like we know now after the ssd endurance test samsung is the worst enterprise candidate.Reply
13419610 said:So basicly it's the more durable version of the 840 evo much like opertons and xeons are to the FX and core i7 series.
Yes, that's a fair analogy. Just like the Xeon E3-1275v3 is an i7-4770K, but with ECC support.
I've yet to see an SSD fail due to read/write endurance. I only see them fail when the controller gets bugged, which seems to happen all the time, especially on loss of power.Reply
I'm guessing this SSD doesn't have to new firmware code that extends life and speed.Reply
Another win for the EVO. This SSD modified for enterprise workloads makes it a good buy for webservers.Reply
Hopefully the price will go down after launch, and then I see this being the best choice of webhosts.
Cheaper and adequate for that workload.
Eh I'll keep my 840 EVO 250GBReply
"Even still, I wand to commend Samsung's execution." (last page 1st paragraph) I guess that is supposed to be want, unless Drew Riley has become a wizard now :DReply
Commending their execution would be a bit harsh, don't you think?Reply
13426610 said:Commending their execution would be a bit harsh, don't you think?

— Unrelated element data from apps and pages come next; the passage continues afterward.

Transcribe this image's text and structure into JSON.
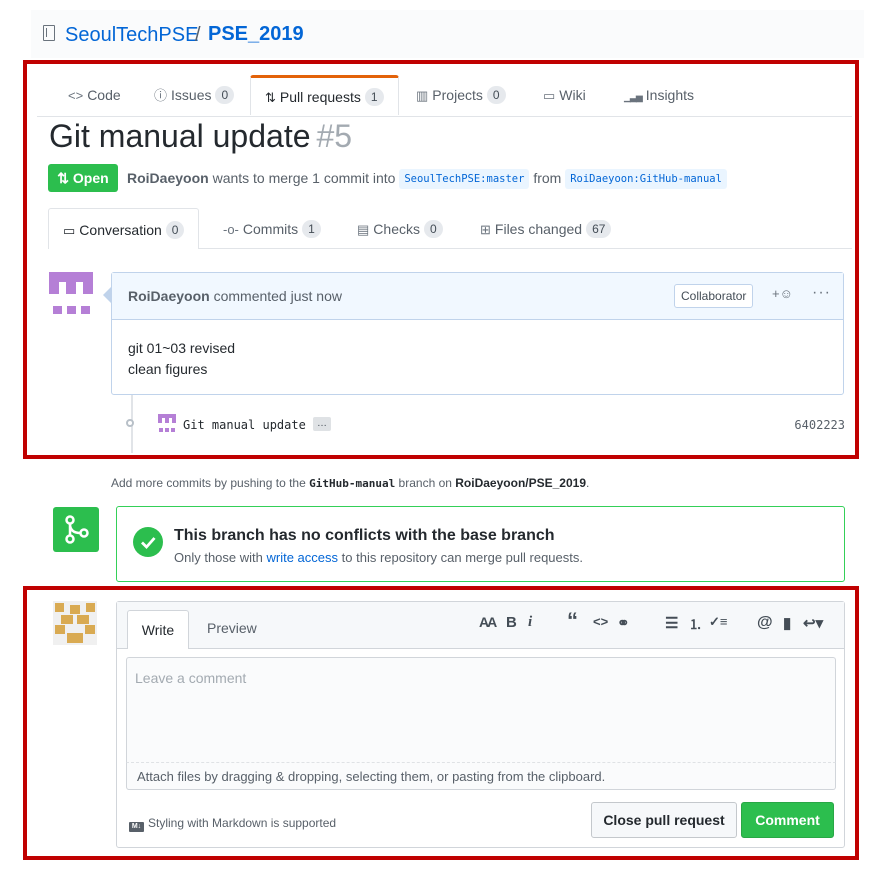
{
  "repo": {
    "owner": "SeoulTechPSE",
    "separator": "/",
    "name": "PSE_2019"
  },
  "repo_nav": [
    {
      "label": "Code",
      "icon": "code-icon",
      "glyph": "<>"
    },
    {
      "label": "Issues",
      "icon": "issue-icon",
      "glyph": "ⓘ",
      "count": "0"
    },
    {
      "label": "Pull requests",
      "icon": "pull-request-icon",
      "glyph": "⇅",
      "count": "1",
      "selected": true
    },
    {
      "label": "Projects",
      "icon": "project-icon",
      "glyph": "▥",
      "count": "0"
    },
    {
      "label": "Wiki",
      "icon": "book-icon",
      "glyph": "▭"
    },
    {
      "label": "Insights",
      "icon": "graph-icon",
      "glyph": "▁▃▅"
    }
  ],
  "pr": {
    "title": "Git manual update",
    "number": "#5",
    "state": "Open",
    "author": "RoiDaeyoon",
    "merge_text": "wants to merge 1 commit into",
    "base_ref": "SeoulTechPSE:master",
    "from_text": "from",
    "head_ref": "RoiDaeyoon:GitHub-manual"
  },
  "pr_tabs": [
    {
      "label": "Conversation",
      "icon": "comment-discussion-icon",
      "count": "0"
    },
    {
      "label": "Commits",
      "icon": "git-commit-icon",
      "count": "1"
    },
    {
      "label": "Checks",
      "icon": "checklist-icon",
      "count": "0"
    },
    {
      "label": "Files changed",
      "icon": "diff-icon",
      "count": "67"
    }
  ],
  "comment": {
    "author": "RoiDaeyoon",
    "action": "commented just now",
    "badge": "Collaborator",
    "reaction_label": "+☺",
    "more_label": "···",
    "body_lines": [
      "git 01~03 revised",
      "clean figures"
    ]
  },
  "commit": {
    "message": "Git manual update",
    "ellipsis": "…",
    "sha": "6402223"
  },
  "note": {
    "prefix": "Add more commits by pushing to the",
    "branch": "GitHub-manual",
    "middle": "branch on",
    "repo": "RoiDaeyoon/PSE_2019",
    "suffix": "."
  },
  "merge": {
    "heading": "This branch has no conflicts with the base branch",
    "sub_prefix": "Only those with",
    "sub_link": "write access",
    "sub_suffix": "to this repository can merge pull requests."
  },
  "form": {
    "write_tab": "Write",
    "preview_tab": "Preview",
    "placeholder": "Leave a comment",
    "attach_text": "Attach files by dragging & dropping, selecting them, or pasting from the clipboard.",
    "markdown_badge": "M↓",
    "markdown_text": "Styling with Markdown is supported",
    "close_button": "Close pull request",
    "comment_button": "Comment",
    "toolbar": [
      {
        "name": "text-size-icon",
        "glyph": "AA"
      },
      {
        "name": "bold-icon",
        "glyph": "B"
      },
      {
        "name": "italic-icon",
        "glyph": "i"
      },
      {
        "name": "quote-icon",
        "glyph": "“"
      },
      {
        "name": "code-icon",
        "glyph": "<>"
      },
      {
        "name": "link-icon",
        "glyph": "⚭"
      },
      {
        "name": "unordered-list-icon",
        "glyph": "☰"
      },
      {
        "name": "ordered-list-icon",
        "glyph": "⒈"
      },
      {
        "name": "task-list-icon",
        "glyph": "✓≡"
      },
      {
        "name": "mention-icon",
        "glyph": "@"
      },
      {
        "name": "bookmark-icon",
        "glyph": "▮"
      },
      {
        "name": "reply-icon",
        "glyph": "↩▾"
      }
    ]
  },
  "colors": {
    "accent_orange": "#e36209",
    "green": "#2cbe4e",
    "link": "#0366d6",
    "highlight_red": "#c00000"
  }
}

I'm sure worse things were said about Samsung at WWDC '14 yesterday ;)